Coast is clear

Goodrich comes off the Lewullis pick and receives a pass from Earl, to get the wide-open look at the basket from the three-point line.

And Goodrich has consistently hit the three from the top of the key this season, currently standing at 42.8 percent.

Throughout the play, there are opportunities to find someone cutting back door or Goodrich in the post. And this is only one variation of one set in the Princeton offense used to keep the opponent off-guard.

But Princeton has basically utilized the same offensive sets over the years. The difference between this year's No. 9 Tigers and previous Princeton teams is experience. The Tigers start two juniors and three seniors, all of whom started early on in their careers. Experience translates into confidence, which has allowed the offense to adapt to its players.

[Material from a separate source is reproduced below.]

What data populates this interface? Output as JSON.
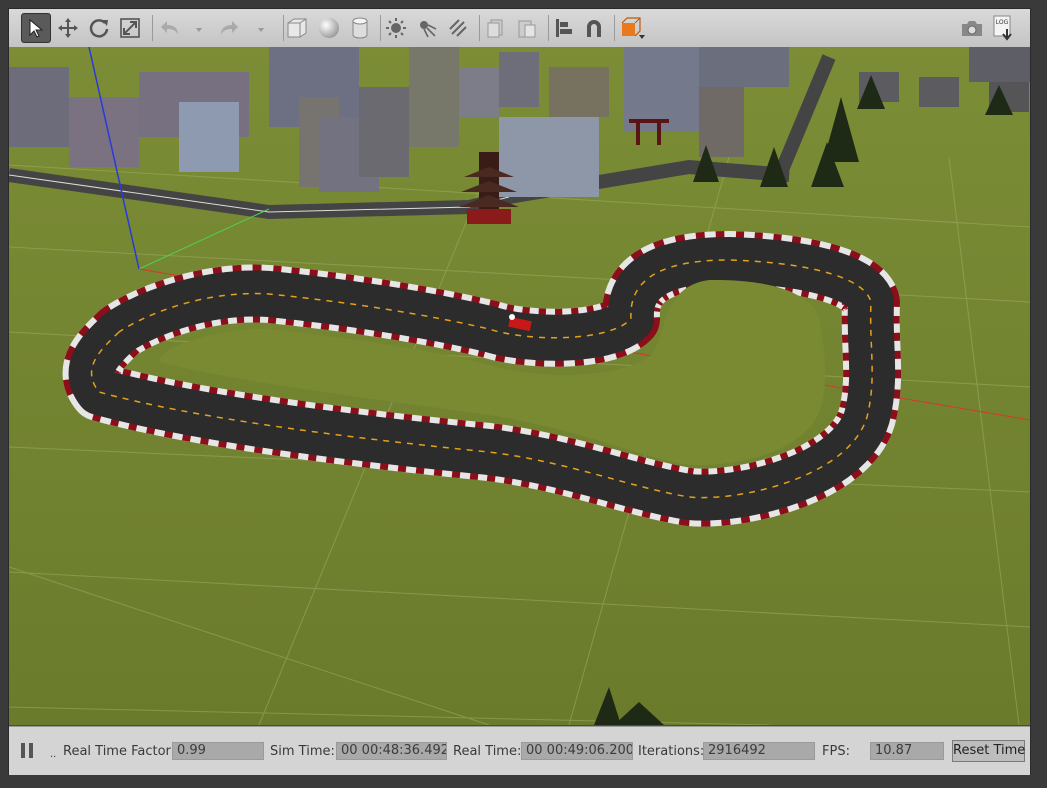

"We're so comfortable with the basics that it's like second nature to us," Mastaglio said. "Mitch throws passes all the time to guys where there's no one even near the area. But he's got so much confidence in Steve, me, Brian and Gabe that he knows we're eventually going to turn up where he's throwing the ball."